NOTE: What’s super-important to note here is that coffee intake is just one of many, many factors that can affect your risks for these diseases. Please never think regular coffee intake is the one thing that can help you overcome these risks. You are health conscious and know that eating a nutrient-rich whole foods diet, reducing stress, and getting enough sleep and exercise are all critical things to consider for your disease risk. It’s not just about the coffee.

So to drink or not to drink… that is the question

There are a few things to consider when deciding whether you should drink coffee. No one food or drink will make or break your long-term health.

Caffeinated coffee is not recommended for:

●       People with arrhythmias (e.g., irregular heartbeat)
●       People who often feel anxious
●       People who have trouble sleeping
●       People who are pregnant
●       Children and teens

If none of these apply, then monitor how your body reacts when you have coffee. Does it:

●       Give you the jitters?
●       Increase anxious feelings?
●       Affect your sleep?
●       Give you heart palpitations?
●       Affect your digestion (e.g., heartburn, etc.)?
●       Give you a reason to drink a lot of sugar and cream?

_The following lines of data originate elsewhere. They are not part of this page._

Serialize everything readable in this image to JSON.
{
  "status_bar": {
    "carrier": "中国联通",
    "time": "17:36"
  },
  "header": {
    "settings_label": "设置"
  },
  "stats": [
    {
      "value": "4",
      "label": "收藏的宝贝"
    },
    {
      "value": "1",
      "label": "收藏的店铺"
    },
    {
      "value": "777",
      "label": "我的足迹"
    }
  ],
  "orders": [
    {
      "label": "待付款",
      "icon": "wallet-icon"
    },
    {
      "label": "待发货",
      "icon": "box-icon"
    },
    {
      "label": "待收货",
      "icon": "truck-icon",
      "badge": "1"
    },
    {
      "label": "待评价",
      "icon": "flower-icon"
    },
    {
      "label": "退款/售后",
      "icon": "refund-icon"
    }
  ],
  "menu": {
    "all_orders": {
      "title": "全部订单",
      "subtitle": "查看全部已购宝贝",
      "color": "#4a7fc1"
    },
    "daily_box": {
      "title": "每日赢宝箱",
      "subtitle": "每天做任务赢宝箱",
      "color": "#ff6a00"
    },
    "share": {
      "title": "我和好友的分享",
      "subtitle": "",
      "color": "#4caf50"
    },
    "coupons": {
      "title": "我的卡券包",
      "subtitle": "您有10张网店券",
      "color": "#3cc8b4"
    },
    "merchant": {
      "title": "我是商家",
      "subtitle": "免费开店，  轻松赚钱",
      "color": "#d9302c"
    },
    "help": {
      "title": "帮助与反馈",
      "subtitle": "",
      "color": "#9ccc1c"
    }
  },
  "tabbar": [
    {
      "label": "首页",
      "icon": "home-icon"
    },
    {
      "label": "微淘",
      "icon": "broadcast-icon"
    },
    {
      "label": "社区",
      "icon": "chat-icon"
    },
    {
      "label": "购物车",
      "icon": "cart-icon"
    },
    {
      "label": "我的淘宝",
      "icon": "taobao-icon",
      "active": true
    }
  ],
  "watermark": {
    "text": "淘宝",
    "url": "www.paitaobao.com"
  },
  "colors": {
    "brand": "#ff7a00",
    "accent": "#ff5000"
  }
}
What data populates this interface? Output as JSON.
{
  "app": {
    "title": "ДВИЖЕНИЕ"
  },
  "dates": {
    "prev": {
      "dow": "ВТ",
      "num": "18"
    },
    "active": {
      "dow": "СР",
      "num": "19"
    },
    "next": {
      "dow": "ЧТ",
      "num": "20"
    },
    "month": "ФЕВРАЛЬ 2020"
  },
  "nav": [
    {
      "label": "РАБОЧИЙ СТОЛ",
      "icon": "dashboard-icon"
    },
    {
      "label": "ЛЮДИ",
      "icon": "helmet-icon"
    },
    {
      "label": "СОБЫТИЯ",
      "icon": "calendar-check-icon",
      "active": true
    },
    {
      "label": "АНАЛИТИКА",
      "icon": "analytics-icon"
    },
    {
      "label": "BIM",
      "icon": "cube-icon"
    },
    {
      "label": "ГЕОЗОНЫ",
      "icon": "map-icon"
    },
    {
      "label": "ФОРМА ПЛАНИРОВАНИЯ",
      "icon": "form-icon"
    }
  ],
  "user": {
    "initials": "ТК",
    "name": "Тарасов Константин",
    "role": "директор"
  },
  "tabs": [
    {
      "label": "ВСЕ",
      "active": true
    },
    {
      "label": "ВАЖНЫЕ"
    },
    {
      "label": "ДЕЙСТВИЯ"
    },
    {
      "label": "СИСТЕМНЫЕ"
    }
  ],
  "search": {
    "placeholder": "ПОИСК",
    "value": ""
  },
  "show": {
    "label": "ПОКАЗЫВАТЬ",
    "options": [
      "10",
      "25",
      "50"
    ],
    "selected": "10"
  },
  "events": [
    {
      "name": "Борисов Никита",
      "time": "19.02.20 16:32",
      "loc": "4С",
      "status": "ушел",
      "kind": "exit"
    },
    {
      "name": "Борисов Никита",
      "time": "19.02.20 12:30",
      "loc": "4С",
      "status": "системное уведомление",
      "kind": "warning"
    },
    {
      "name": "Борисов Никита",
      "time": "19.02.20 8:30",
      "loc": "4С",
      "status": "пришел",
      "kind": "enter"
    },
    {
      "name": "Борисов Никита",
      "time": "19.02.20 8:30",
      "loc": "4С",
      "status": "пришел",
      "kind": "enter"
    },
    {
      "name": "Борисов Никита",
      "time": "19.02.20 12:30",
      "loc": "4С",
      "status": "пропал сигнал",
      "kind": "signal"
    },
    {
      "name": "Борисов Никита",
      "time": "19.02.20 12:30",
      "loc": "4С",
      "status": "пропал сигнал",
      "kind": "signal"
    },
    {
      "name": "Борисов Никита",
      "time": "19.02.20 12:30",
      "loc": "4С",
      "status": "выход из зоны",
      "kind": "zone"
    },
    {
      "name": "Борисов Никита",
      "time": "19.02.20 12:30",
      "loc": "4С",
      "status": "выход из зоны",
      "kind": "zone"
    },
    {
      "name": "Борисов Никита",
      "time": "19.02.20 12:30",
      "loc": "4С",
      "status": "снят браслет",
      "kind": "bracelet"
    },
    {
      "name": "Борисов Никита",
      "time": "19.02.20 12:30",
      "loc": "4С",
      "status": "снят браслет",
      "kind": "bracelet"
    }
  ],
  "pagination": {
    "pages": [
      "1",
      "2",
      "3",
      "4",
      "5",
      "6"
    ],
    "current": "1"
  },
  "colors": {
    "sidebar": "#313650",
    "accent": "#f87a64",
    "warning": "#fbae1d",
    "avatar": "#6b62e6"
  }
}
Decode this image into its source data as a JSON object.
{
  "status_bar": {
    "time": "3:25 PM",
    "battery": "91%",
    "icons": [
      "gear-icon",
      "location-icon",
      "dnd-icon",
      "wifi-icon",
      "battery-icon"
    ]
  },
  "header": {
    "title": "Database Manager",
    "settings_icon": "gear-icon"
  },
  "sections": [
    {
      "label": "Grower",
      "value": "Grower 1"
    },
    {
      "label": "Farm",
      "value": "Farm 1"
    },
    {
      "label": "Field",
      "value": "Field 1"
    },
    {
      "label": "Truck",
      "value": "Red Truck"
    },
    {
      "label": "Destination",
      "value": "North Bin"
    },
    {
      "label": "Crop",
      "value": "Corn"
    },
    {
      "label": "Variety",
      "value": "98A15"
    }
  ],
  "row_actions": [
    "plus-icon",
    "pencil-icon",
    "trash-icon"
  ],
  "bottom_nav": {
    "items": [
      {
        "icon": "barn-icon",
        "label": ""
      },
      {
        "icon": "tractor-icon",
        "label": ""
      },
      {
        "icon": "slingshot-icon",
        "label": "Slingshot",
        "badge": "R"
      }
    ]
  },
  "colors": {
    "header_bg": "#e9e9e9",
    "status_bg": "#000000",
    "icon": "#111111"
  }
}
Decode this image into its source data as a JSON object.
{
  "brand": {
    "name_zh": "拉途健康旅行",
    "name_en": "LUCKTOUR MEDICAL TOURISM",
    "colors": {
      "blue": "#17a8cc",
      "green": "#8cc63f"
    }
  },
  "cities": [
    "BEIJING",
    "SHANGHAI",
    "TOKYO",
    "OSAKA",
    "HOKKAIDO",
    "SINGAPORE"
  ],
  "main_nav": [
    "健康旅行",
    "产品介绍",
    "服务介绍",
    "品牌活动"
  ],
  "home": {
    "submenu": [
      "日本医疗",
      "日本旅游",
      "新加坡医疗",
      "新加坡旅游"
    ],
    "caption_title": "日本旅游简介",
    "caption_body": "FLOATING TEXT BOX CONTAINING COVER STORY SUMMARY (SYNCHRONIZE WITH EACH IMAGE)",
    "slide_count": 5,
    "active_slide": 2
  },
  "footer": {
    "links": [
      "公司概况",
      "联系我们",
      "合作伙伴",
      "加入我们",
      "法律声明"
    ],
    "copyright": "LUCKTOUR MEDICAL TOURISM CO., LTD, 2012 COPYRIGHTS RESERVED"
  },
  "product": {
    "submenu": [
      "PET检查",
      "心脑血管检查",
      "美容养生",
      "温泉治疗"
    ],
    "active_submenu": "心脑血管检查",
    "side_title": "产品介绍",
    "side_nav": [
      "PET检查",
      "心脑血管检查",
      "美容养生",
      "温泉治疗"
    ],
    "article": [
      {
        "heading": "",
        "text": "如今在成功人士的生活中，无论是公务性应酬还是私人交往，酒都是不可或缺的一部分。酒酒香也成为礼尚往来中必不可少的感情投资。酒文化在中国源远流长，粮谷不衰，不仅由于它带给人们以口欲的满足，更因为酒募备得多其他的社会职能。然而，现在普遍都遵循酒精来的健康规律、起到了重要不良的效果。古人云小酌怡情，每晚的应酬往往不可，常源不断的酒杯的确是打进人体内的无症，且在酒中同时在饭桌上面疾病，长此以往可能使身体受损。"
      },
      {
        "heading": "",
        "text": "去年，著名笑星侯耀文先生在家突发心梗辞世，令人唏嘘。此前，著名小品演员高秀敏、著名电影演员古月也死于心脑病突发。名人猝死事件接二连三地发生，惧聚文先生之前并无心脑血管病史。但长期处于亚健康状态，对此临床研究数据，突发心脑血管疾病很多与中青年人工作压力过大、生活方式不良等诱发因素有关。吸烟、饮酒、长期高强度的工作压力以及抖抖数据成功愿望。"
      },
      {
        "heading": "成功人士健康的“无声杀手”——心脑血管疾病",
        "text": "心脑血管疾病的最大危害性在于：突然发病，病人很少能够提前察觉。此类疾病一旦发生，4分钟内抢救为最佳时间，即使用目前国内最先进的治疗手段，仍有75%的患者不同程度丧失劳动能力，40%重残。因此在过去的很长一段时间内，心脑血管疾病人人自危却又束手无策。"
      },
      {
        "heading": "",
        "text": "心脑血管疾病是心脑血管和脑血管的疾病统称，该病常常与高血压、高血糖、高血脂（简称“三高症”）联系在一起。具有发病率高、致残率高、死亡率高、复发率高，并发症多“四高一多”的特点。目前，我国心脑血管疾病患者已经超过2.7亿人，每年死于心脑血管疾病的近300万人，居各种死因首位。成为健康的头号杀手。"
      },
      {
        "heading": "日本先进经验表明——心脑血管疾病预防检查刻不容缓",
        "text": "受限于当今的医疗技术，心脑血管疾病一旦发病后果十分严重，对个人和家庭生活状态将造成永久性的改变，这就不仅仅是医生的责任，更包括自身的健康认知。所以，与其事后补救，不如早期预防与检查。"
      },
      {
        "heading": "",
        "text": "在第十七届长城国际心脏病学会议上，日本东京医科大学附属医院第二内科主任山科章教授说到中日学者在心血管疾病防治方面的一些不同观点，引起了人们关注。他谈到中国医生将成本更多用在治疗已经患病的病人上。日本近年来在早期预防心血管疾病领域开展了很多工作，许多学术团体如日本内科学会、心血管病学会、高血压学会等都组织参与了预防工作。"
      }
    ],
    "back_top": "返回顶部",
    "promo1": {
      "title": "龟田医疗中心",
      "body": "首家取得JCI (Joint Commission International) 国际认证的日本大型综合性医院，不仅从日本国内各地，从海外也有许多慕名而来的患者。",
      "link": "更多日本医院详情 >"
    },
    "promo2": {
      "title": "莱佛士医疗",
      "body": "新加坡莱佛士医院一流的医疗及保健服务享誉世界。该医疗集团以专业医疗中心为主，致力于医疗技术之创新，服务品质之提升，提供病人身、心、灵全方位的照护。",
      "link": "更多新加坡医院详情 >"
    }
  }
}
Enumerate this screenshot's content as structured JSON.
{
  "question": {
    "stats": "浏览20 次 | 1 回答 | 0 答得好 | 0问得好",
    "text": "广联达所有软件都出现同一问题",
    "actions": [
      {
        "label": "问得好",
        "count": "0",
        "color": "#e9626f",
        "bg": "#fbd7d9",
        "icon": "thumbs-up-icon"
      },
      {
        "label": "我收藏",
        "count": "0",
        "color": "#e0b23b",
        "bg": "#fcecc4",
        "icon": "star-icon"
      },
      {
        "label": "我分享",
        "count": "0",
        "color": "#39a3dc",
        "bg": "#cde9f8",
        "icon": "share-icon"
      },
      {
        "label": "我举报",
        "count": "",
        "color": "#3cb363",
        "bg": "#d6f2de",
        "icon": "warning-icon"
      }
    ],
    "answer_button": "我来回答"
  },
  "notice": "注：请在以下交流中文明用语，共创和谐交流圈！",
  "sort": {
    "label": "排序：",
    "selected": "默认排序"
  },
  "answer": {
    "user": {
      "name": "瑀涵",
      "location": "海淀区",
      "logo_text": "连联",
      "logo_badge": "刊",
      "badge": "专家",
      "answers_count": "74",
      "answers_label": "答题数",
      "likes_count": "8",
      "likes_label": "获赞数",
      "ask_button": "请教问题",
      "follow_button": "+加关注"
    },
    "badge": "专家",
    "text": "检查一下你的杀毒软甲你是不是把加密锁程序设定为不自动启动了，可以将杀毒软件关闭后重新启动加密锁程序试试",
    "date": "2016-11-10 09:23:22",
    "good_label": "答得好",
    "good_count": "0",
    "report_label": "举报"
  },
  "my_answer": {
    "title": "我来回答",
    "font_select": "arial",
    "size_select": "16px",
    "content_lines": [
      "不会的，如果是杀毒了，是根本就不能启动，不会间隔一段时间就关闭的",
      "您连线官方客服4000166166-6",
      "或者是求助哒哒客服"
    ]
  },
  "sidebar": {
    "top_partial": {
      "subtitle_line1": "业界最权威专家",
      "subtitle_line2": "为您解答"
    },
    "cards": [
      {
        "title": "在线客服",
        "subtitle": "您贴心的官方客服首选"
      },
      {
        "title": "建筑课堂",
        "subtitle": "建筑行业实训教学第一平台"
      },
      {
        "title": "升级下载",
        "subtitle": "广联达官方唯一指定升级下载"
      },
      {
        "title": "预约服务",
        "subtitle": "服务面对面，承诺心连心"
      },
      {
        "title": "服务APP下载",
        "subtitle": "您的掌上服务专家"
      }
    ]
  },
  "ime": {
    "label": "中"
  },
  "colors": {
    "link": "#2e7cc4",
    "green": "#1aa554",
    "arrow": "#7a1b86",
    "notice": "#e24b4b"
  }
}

Depending on how your body reacts, decide whether these reactions are worth it to you. If you’re not sure, I recommend eliminating it for a while and see the difference.

For me, I’ve swung from going cold turkey to drinking too much during the day to half way back again.  I’ve ultimately settled in at a happy medium where I at least still enjoy my morning organic brew to drag me out of bed before the birds … and cat… are up!  For now, it’s simply one of life’s simple pleasures. 

And don’t forget, today’s choices create tomorrow’s results!







Serves 1

  • 2-3 tbsp coconut milk
  • 1 tsp vanilla extract
  • 1 tsp maple syrup (optional)
  • 1 tbsp coconut oil
  • 1 tbsp collagen powder
  • 1 cup coffee (decaf if preferred)


Combine all the ingredients in a large mug; blend with a hand blender until frothy.